When I was 19, I invested in a very good set of pots and pans.
When they were delivered to the house, my brother – always the joker in our family – asked, “What are you going to do with those? Start a rhythm band?”
That should tell you something about my domestic inclinations growing up. I didn’t spend much time in the kitchen. My sister liked to cook and I liked to read. She was crafty and I was clever. I come from a family of great cooks on my mother’s side but I didn’t share the fun of working side by side in the kitchen when I was a girl. An event this month made me realize that I had missed out on more than learning how to make my mother’s chocolate chip cake or her meatloaf.
It wasn’t that I didn’t learn how to cook. We ate dinner together every night when I was growing up and meals, especially meals like Thanksgiving or Christmas, were glorious. I’m pleased to say that my desire to recreate all the wonderful memories I have of sitting around our dining room table with extended family and friends motivated me to learn how to cook. (That, four kids and a husband with a limited repertoire in the kitchen!)

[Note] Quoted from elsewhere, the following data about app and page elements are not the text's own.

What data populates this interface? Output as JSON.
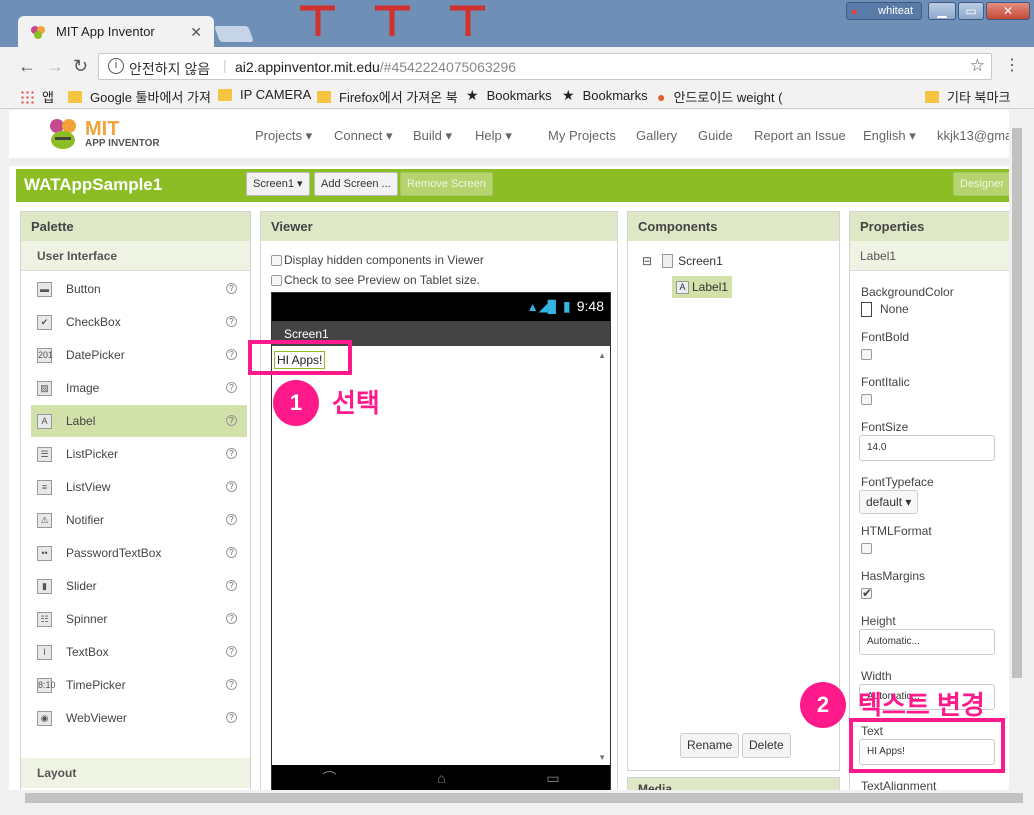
{
  "browser": {
    "tab_title": "MIT App Inventor",
    "tab_close": "✕",
    "user_badge": "whiteat",
    "window_minimize": "▁",
    "window_maximize": "▭",
    "window_close": "✕",
    "nav_back": "←",
    "nav_forward": "→",
    "nav_reload": "↻",
    "security_text": "안전하지 않음",
    "url_host": "ai2.appinventor.mit.edu",
    "url_hash": "/#4542224075063296",
    "bookmark_star": "☆",
    "menu_dots": "⋮",
    "bookmarks": [
      "앱",
      "Google 툴바에서 가져",
      "IP CAMERA",
      "Firefox에서 가져온 북",
      "Bookmarks",
      "Bookmarks",
      "안드로이드 weight (",
      "기타 북마크"
    ]
  },
  "appinventor": {
    "logo_mit": "MIT",
    "logo_sub": "APP INVENTOR",
    "topnav": [
      "Projects ▾",
      "Connect ▾",
      "Build ▾",
      "Help ▾",
      "My Projects",
      "Gallery",
      "Guide",
      "Report an Issue",
      "English ▾",
      "kkjk13@gmai"
    ],
    "project_title": "WATAppSample1",
    "toolbar": {
      "screen_select": "Screen1 ▾",
      "add_screen": "Add Screen ...",
      "remove_screen": "Remove Screen",
      "designer": "Designer"
    }
  },
  "palette": {
    "title": "Palette",
    "category": "User Interface",
    "items": [
      "Button",
      "CheckBox",
      "DatePicker",
      "Image",
      "Label",
      "ListPicker",
      "ListView",
      "Notifier",
      "PasswordTextBox",
      "Slider",
      "Spinner",
      "TextBox",
      "TimePicker",
      "WebViewer"
    ],
    "icons": [
      "▬",
      "✔",
      "201",
      "▨",
      "A",
      "☰",
      "≡",
      "⚠",
      "••",
      "▮",
      "☷",
      "I",
      "8:10",
      "◉"
    ],
    "help": "?",
    "layout_category": "Layout"
  },
  "viewer": {
    "title": "Viewer",
    "check_hidden": "Display hidden components in Viewer",
    "check_tablet": "Check to see Preview on Tablet size.",
    "status_signal": "▲◢▉",
    "status_battery": "▮",
    "status_time": "9:48",
    "screen_title": "Screen1",
    "label_text": "HI Apps!",
    "scroll_up": "▲",
    "scroll_down": "▼",
    "nav_back": "⌒",
    "nav_home": "⌂",
    "nav_recent": "▭"
  },
  "components": {
    "title": "Components",
    "collapse": "⊟",
    "screen": "Screen1",
    "label": "Label1",
    "rename": "Rename",
    "delete": "Delete",
    "media": "Media"
  },
  "properties": {
    "title": "Properties",
    "selected": "Label1",
    "background_color_label": "BackgroundColor",
    "background_color_value": "None",
    "font_bold_label": "FontBold",
    "font_italic_label": "FontItalic",
    "font_size_label": "FontSize",
    "font_size_value": "14.0",
    "font_typeface_label": "FontTypeface",
    "font_typeface_value": "default ▾",
    "html_format_label": "HTMLFormat",
    "has_margins_label": "HasMargins",
    "has_margins_check": "✔",
    "height_label": "Height",
    "height_value": "Automatic...",
    "width_label": "Width",
    "width_value": "Automatic...",
    "text_label": "Text",
    "text_value": "HI Apps!",
    "text_alignment_label": "TextAlignment"
  },
  "annotations": {
    "step1_number": "1",
    "step1_text": "선택",
    "step2_number": "2",
    "step2_text": "텍스트 변경",
    "color": "#ff1a8c"
  }
}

But last month, I was invited to join a group of women about my age, and in my field, to make antipasto. There were only six of us, but one of the women brought her daughter for part of the adventure and a younger colleague joined in until she had somewhere more exciting to be.
We had a wonderful afternoon chopping and chatting, solving all the problems of the world and feeling affirmed and connected. It was therapy. I reflected later on how lucky my friend’s daughter was to have spent a couple hours listening to us talk. You learn so much eavesdropping on the previous generation. Even our young colleague, before she headed out to her more exciting life, was prompted to phone her grandma to let her know she was gathered in a sweet smelling kitchen with a group of wonderful women.

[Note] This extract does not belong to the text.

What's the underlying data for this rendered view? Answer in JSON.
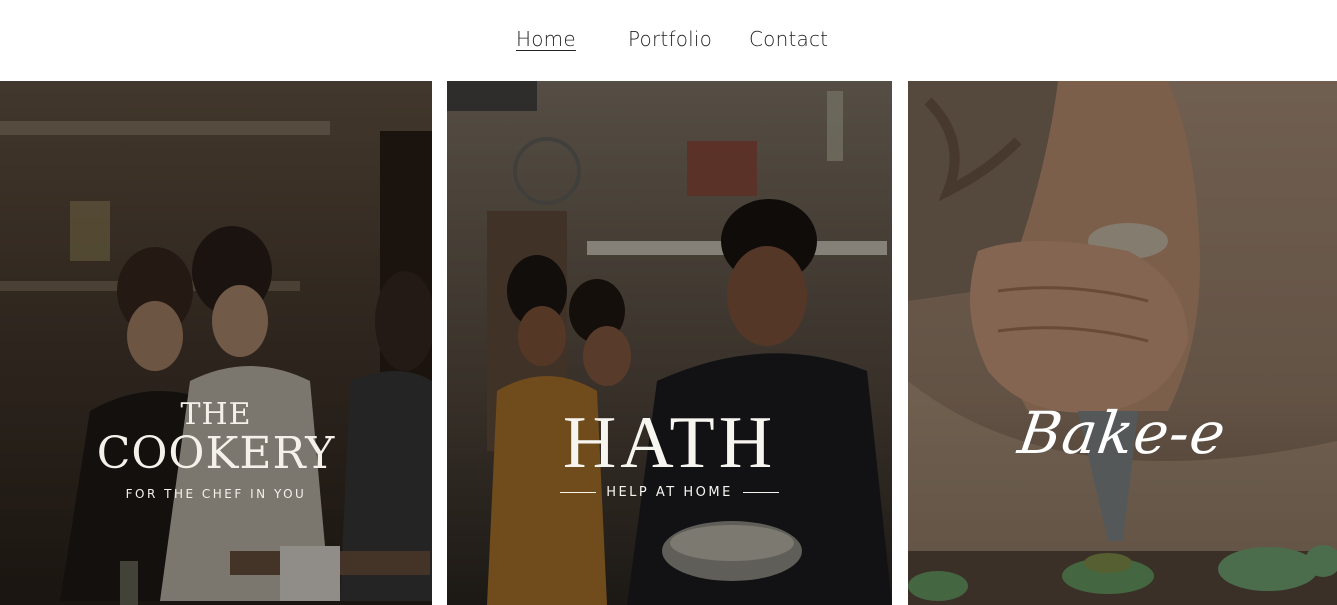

Six hours of stirring and boiling and we all proudly went home with our half-dozen jars of mouth-watering antipasto. But for me, the end product was just a bonus. The time spent in the kitchen enjoying the company of women was what really fed my soul. I wish I had realized that when I was younger.

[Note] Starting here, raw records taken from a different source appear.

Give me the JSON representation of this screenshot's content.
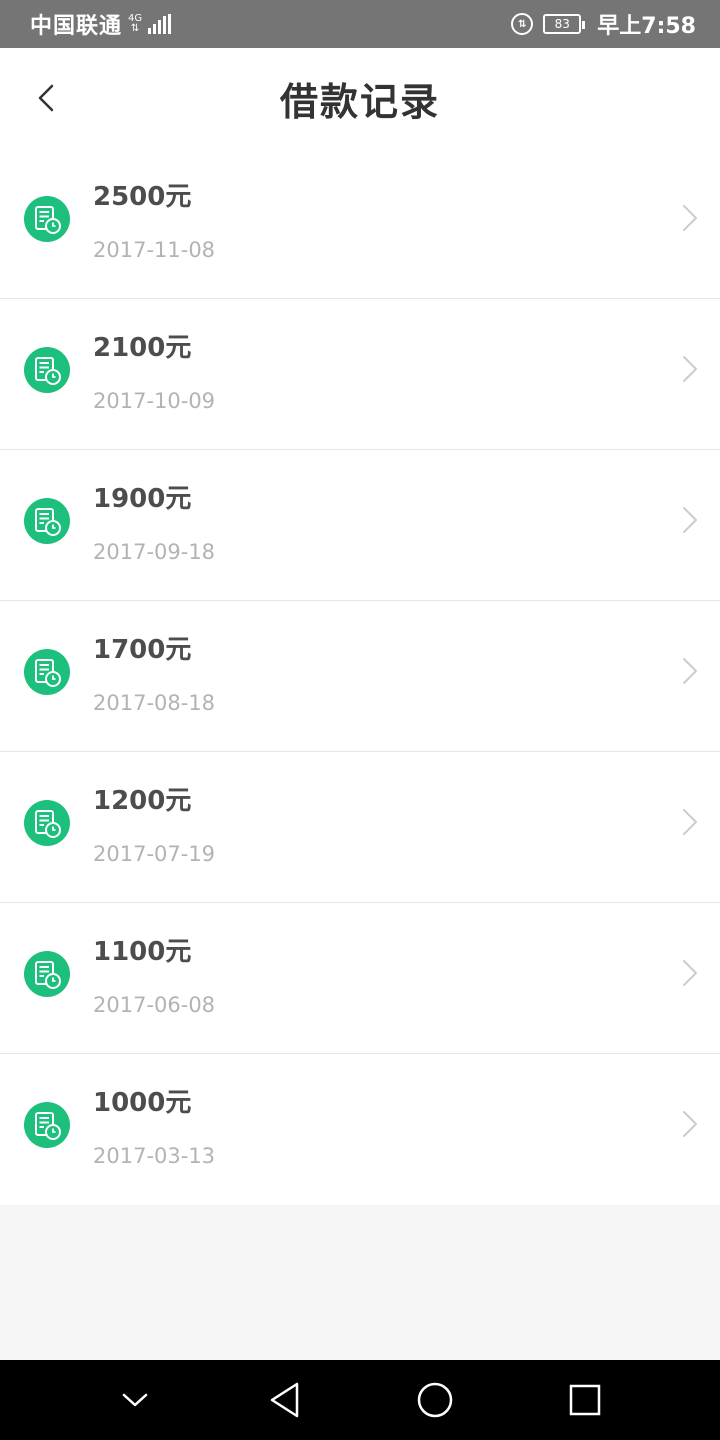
{
  "status_bar": {
    "carrier": "中国联通",
    "network": "4G",
    "battery": "83",
    "time": "早上7:58"
  },
  "header": {
    "title": "借款记录"
  },
  "records": [
    {
      "amount": "2500元",
      "date": "2017-11-08"
    },
    {
      "amount": "2100元",
      "date": "2017-10-09"
    },
    {
      "amount": "1900元",
      "date": "2017-09-18"
    },
    {
      "amount": "1700元",
      "date": "2017-08-18"
    },
    {
      "amount": "1200元",
      "date": "2017-07-19"
    },
    {
      "amount": "1100元",
      "date": "2017-06-08"
    },
    {
      "amount": "1000元",
      "date": "2017-03-13"
    }
  ],
  "colors": {
    "accent": "#1cbf7c",
    "status_bar": "#757575",
    "title": "#333333",
    "amount": "#4d4d4d",
    "date": "#b3b3b3"
  },
  "icons": {
    "back": "chevron-left-icon",
    "record": "record-clock-icon",
    "item_arrow": "chevron-right-icon"
  }
}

Jo-Ann Roberts is an award-winning, veteran journalist who is host of CBC Radio’s All Points West, 3-6 pm weekday afternoons, 90.5 fm. Married to Ken Kelly, they have four children.